Would you copy every line of the listing below that includes the word "JSON"?

── Records

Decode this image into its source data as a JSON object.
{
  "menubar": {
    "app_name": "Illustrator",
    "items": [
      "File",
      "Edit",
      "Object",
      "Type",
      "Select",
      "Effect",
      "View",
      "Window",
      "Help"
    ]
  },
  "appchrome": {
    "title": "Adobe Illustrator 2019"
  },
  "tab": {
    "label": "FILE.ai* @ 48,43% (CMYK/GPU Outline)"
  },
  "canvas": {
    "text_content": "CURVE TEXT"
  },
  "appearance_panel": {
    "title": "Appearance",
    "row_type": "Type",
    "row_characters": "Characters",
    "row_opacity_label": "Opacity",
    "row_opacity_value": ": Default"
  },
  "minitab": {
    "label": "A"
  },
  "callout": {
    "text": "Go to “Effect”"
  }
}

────
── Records

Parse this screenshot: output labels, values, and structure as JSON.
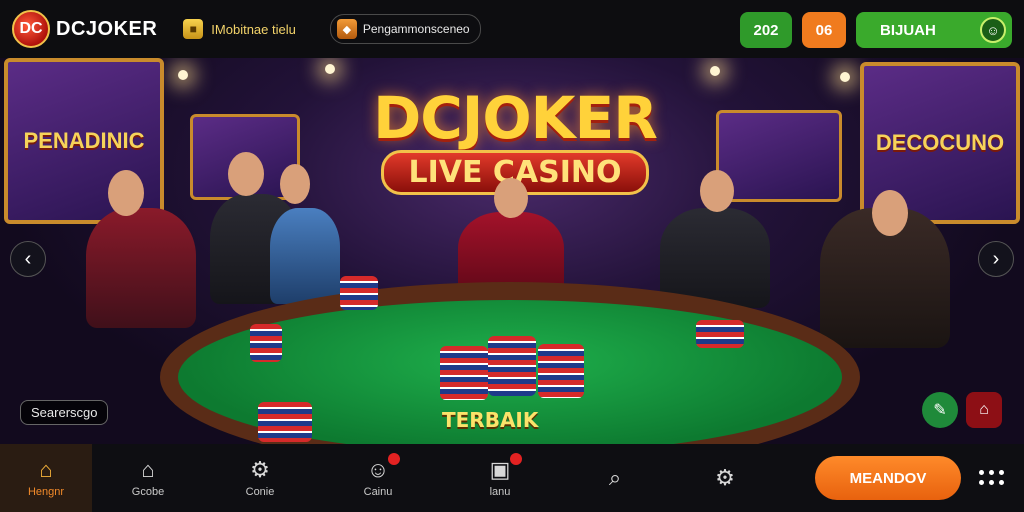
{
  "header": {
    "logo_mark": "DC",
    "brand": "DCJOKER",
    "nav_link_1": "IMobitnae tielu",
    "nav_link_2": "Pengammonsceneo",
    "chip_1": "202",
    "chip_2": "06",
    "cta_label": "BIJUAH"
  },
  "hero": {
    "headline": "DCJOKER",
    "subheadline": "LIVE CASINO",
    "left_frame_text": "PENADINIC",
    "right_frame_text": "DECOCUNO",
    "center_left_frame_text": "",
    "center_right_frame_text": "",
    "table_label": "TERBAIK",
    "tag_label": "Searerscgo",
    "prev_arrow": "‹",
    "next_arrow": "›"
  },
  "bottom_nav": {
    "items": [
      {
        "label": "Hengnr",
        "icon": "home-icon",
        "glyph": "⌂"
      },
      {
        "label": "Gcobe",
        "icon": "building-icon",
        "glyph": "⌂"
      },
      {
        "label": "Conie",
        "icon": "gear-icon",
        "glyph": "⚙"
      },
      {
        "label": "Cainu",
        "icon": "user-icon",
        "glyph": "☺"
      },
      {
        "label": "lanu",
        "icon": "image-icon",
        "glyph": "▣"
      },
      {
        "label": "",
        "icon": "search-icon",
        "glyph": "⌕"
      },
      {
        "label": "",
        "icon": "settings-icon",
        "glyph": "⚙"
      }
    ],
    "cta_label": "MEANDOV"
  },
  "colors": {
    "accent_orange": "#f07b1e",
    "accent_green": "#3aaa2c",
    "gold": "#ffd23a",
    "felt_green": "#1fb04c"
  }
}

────
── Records

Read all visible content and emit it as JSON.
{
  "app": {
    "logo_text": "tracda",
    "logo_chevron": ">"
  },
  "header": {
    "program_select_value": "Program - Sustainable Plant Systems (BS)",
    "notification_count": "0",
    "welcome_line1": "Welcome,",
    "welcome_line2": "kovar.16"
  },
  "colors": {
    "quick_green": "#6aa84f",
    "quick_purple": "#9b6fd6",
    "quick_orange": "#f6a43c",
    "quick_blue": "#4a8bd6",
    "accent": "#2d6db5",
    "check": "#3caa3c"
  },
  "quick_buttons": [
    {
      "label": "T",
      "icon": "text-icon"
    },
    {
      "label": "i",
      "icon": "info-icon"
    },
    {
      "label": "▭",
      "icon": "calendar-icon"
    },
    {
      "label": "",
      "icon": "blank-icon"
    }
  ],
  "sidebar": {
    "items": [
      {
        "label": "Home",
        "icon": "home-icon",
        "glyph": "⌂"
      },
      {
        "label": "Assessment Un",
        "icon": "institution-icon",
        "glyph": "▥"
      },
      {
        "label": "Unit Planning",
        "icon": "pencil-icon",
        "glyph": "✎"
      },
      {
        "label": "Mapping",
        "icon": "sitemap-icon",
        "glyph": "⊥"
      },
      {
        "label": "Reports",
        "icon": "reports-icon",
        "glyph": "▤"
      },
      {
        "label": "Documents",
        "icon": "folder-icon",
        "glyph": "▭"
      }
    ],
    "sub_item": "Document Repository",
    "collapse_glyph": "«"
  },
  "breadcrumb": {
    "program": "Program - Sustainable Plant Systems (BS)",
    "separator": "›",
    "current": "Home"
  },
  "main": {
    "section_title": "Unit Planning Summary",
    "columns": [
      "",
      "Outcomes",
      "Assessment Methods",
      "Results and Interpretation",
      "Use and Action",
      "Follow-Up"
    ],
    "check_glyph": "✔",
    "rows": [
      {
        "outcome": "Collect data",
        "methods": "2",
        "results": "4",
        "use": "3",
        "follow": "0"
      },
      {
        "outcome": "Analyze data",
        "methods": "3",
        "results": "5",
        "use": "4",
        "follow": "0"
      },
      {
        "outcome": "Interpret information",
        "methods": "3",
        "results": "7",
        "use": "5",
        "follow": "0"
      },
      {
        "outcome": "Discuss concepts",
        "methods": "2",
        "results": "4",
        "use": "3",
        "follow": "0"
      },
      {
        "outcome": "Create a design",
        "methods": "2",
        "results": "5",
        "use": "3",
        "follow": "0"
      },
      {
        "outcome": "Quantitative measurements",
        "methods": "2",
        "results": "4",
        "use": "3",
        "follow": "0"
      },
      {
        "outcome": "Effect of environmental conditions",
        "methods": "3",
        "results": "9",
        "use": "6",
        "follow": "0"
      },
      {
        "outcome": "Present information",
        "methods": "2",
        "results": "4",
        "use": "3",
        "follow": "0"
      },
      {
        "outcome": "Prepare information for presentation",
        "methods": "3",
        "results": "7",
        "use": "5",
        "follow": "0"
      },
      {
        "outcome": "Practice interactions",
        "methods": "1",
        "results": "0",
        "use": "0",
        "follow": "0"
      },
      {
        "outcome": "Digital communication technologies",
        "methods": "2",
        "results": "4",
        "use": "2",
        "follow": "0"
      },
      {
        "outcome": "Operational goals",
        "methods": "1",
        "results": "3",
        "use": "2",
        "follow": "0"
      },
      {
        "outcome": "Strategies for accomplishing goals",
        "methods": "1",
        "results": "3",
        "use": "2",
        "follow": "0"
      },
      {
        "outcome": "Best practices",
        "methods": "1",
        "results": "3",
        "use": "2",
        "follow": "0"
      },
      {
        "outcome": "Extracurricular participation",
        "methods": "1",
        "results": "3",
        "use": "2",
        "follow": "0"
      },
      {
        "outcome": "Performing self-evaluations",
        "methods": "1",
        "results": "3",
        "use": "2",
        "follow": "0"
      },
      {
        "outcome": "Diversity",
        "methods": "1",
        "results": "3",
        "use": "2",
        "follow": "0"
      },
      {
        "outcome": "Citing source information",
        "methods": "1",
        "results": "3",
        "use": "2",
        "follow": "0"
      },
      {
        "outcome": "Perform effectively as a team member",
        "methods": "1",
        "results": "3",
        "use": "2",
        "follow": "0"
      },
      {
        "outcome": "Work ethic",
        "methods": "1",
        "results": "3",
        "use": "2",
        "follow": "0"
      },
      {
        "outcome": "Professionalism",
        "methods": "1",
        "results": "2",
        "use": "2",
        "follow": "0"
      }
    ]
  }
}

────

▸ Solution for this problem
Decode this image into its source data as a JSON object.
Parse this screenshot: output labels, values, and structure as JSON.
Read all visible content and emit it as JSON.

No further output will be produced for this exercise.